If you look at the total number of pigs with stomach inflammation there’s no difference between the two groups. Almost all the pigs showed some level of stomach inflammation. Non-GMO fed pigs had more mild and moderate inflammation. It’s only the severe inflammation category where non-GMO feed appears better, and therefore that’s what gets reported.

It’s possible to argue that GMO feed aggravated stomach inflammation, but that’s a rather weak argument given overall there was no differences between the two groups.

Mark Lynas also made a few valid points about the study. Isn’t it interesting that the non-GMO fed pigs had far more liver and heart problems than the GMO fed pigs? 15% of the non GMO fed pigs had heart problems vs. only 6% of the GMO fed pigs. Why didn’t they report that GMO feed protects against heart disease? Inquiring minds want to know! Perhaps the findings were not statistically significant, but the point is that there were many differences between the two groups, some of which favored GMO fed pigs and some of which favored non-GMO fed pigs.

Another point raised against this study was that all the pigs seemed to be in a really bad condition. The authors say that the pigs were raised according to the commercial piggery standards in the US, and were thus no different from the other pigs in slaughter houses. Critics have pointed out that the rates in the paper were quite a bit higher than what’s normal in piggeries.

Regardless of the cause more sick pigs mean more potential for differences between the two groups. And of course more ‘evidence’ that GMOs are bad.

I pretty sure that if another research group were to replicate this study, they wouldn’t come up with the same results. Sure they would find some differences, but those would be different differences from this study. If a result doesn’t replicate, then it’s likely not for real but due to chance.

But it gets even worse

The way they measured stomach inflammation isn’t even valid. They measured inflammation by looking at the color of the stomach after slaughter. Apparently stomach color of a slaughtered and bled-out pig has no relationship with actual stomach inflammation! Dr Robert Friendship, University of Guelph and a swine health management specialist explains over at Terry Daynard’s blog.

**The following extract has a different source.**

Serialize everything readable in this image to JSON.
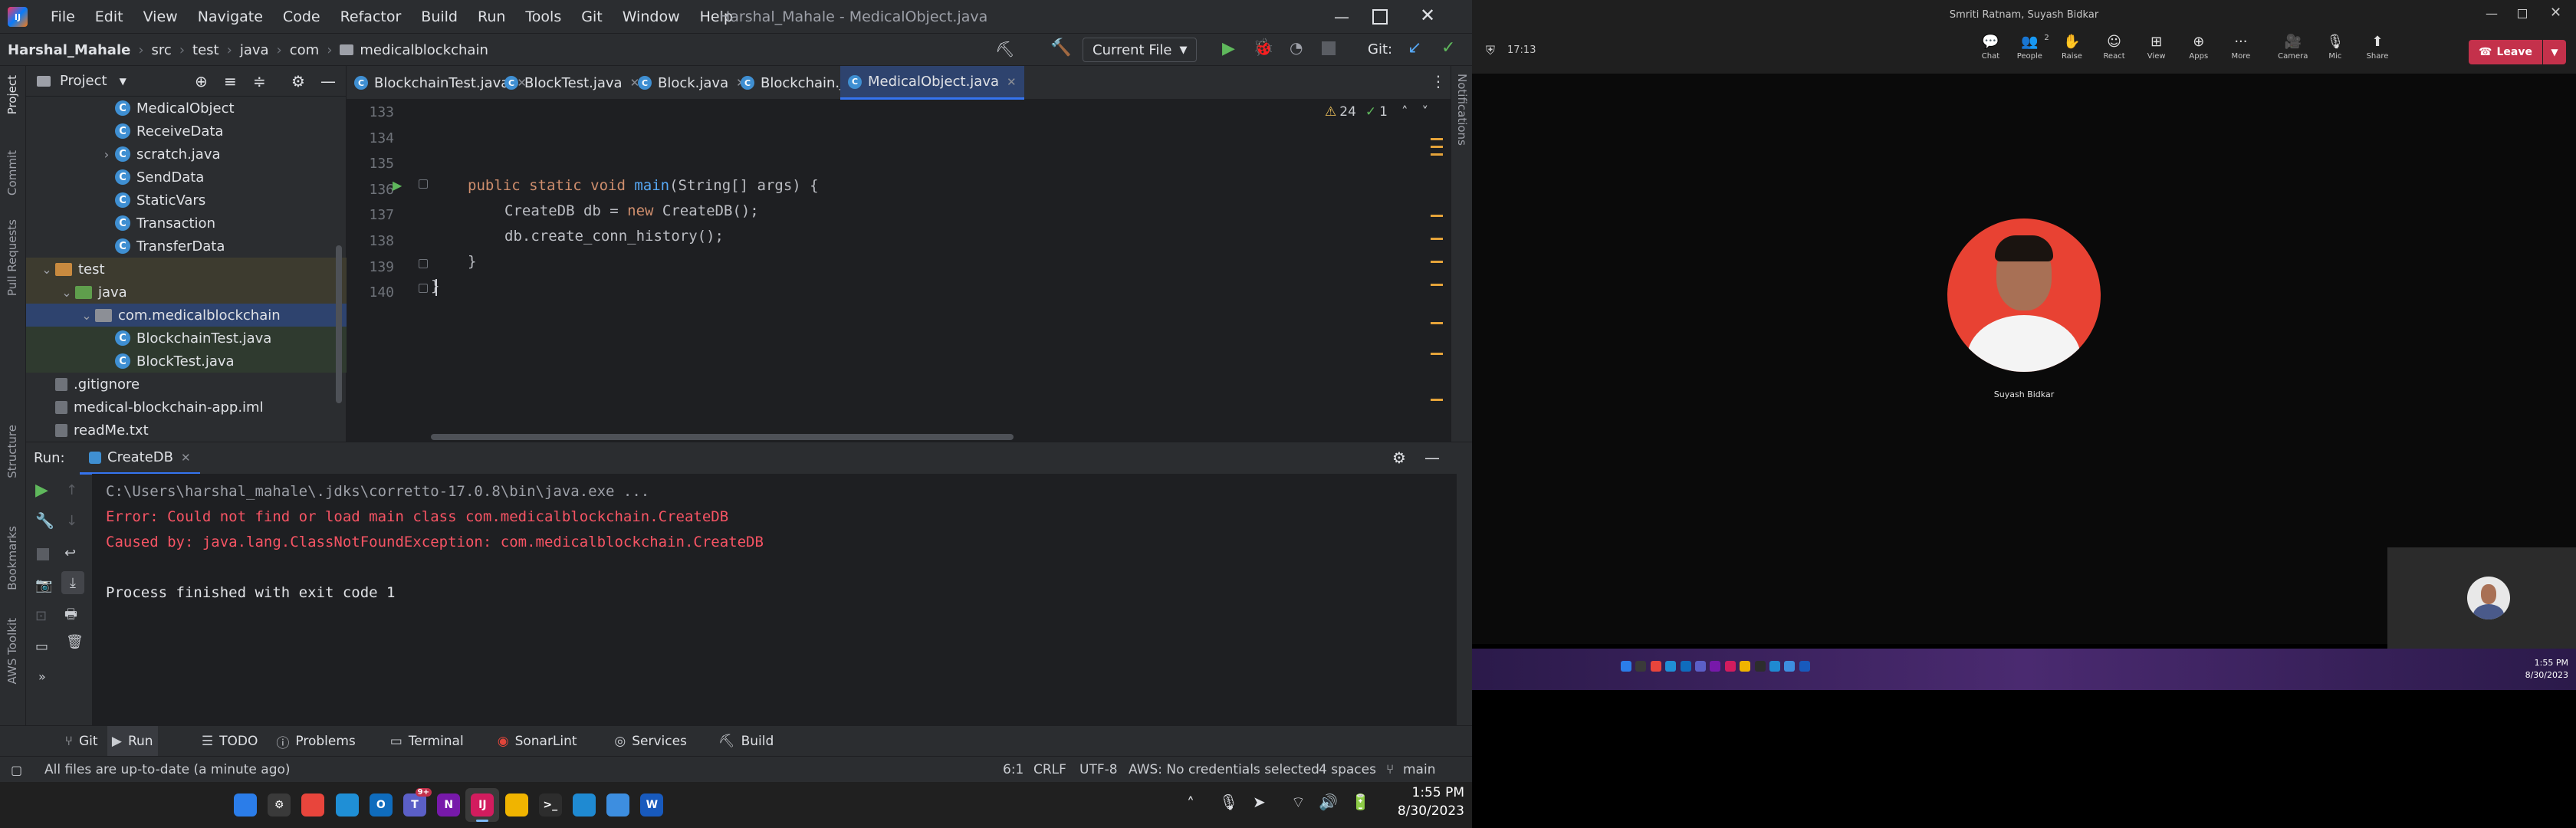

Dr Robert Friendship, a professor in the Department of Population Medicine at the Ontario Veterinary College, University of Guelph and a swine health management specialist, reviewed the paper. He concluded that “it was incorrect for the researchers to conclude that one group had more stomach inflammation than the other group because the researchers did not examine stomach inflammation. They did a visual scoring of the colour of the lining of the stomach of pigs at the abattoir and misinterpreted redness to indicate evidence of inflammation. It does not. They would have had to take a tissue sample and prepare histological slides and examine these samples for evidence of inflammatory response such as white blood cell infiltration and other changes to determine if there was inflammation. There is no relationship between the colour of the stomach in the dead, bled-out pig at a slaughter plant and inflammation. The researchers should have included a veterinary pathologist on their team and this mistake would not have happened. They found no difference between the two experimental groups in pathology that can be determined by gross inspection.”

So even the smoking gun evidence achieved with bad methodology was wrong.

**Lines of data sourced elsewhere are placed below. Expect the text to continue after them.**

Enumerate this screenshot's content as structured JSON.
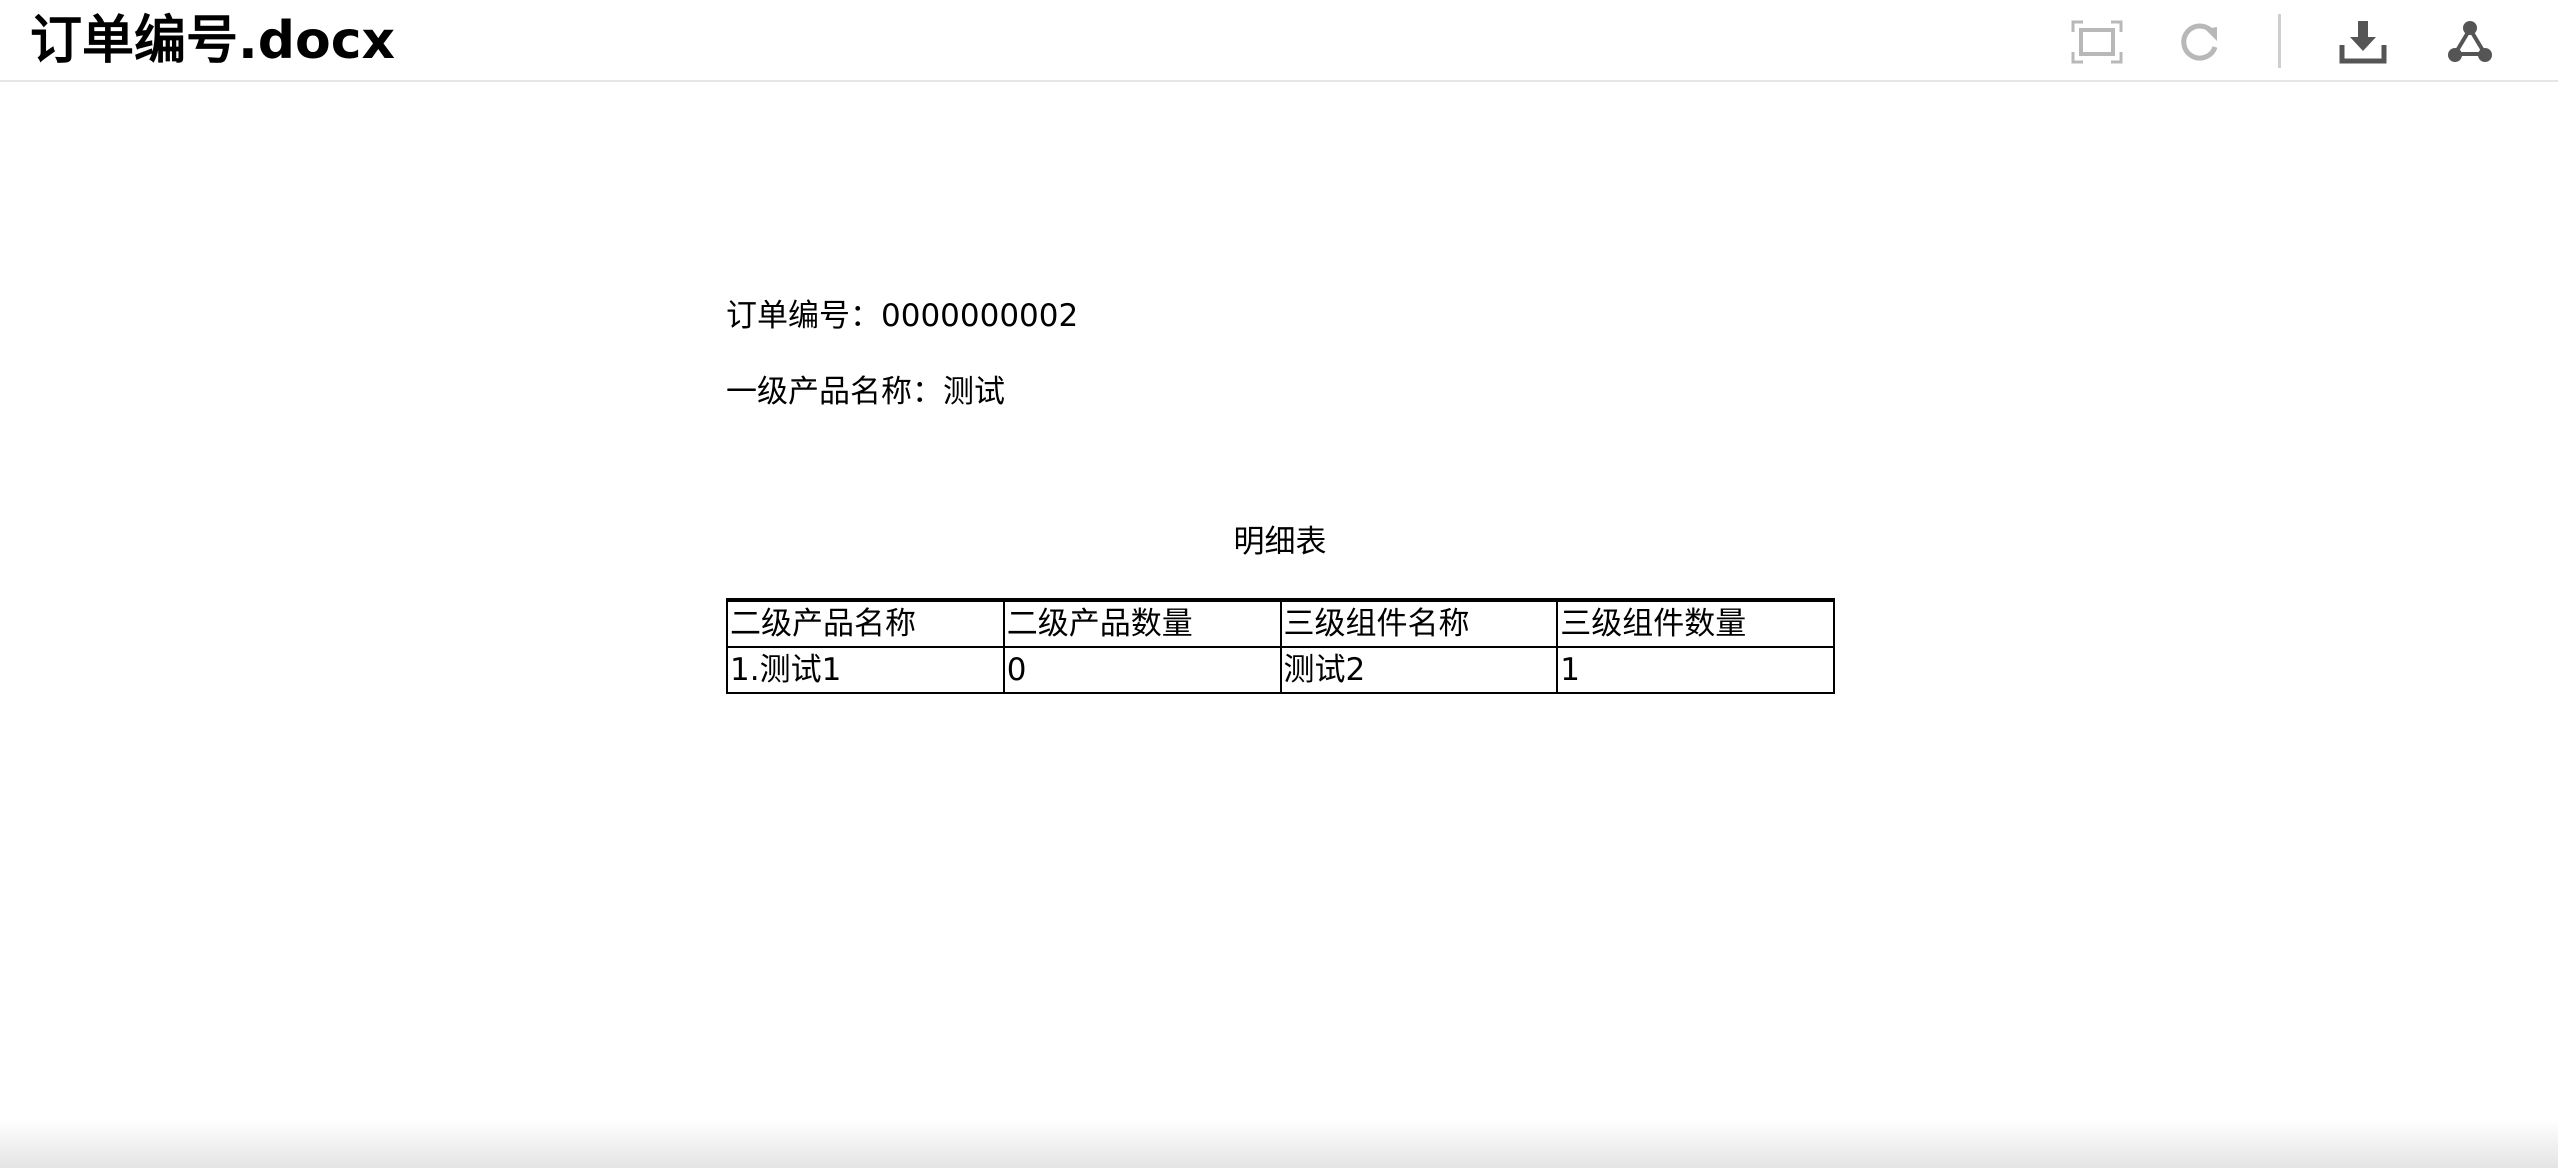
{
  "header": {
    "title": "订单编号.docx",
    "icons": {
      "fit": "fit-screen-icon",
      "redo": "redo-icon",
      "download": "download-icon",
      "share": "share-icon"
    }
  },
  "document": {
    "order_line": "订单编号：0000000002",
    "product_line": "一级产品名称：测试",
    "table_caption": "明细表",
    "table": {
      "headers": [
        "二级产品名称",
        "二级产品数量",
        "三级组件名称",
        "三级组件数量"
      ],
      "rows": [
        [
          "1.测试1",
          "0",
          "测试2",
          "1"
        ]
      ]
    }
  },
  "colors": {
    "icon_active": "#555555",
    "icon_disabled": "#b8b8b8",
    "divider": "#cfcfcf",
    "header_border": "#e5e5e5"
  }
}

There are many other problems with this study, and I’ll give you some links if you want to get into the details. But the point of this post was not to complain about the study.

The point I wanted to make is to watch out for fishing expedition studies. They are fantastic for fear mongering and promoting nonsense; because if a motivated researcher looks hard enough, he will always find something. But just because he did, doesn’t mean those differences mean anything.

If you want to learn more about the study, I recommend checking out these links:

About Me

Hi, I am Acne Einstein(a.k.a. Seppo Puusa). I'm a bit of a science nerd who is also passionate about health. I enjoy digging through medical journals for acne treatment gems I can share here. You can read more about my journey through acne and how I eventually ended up creating this.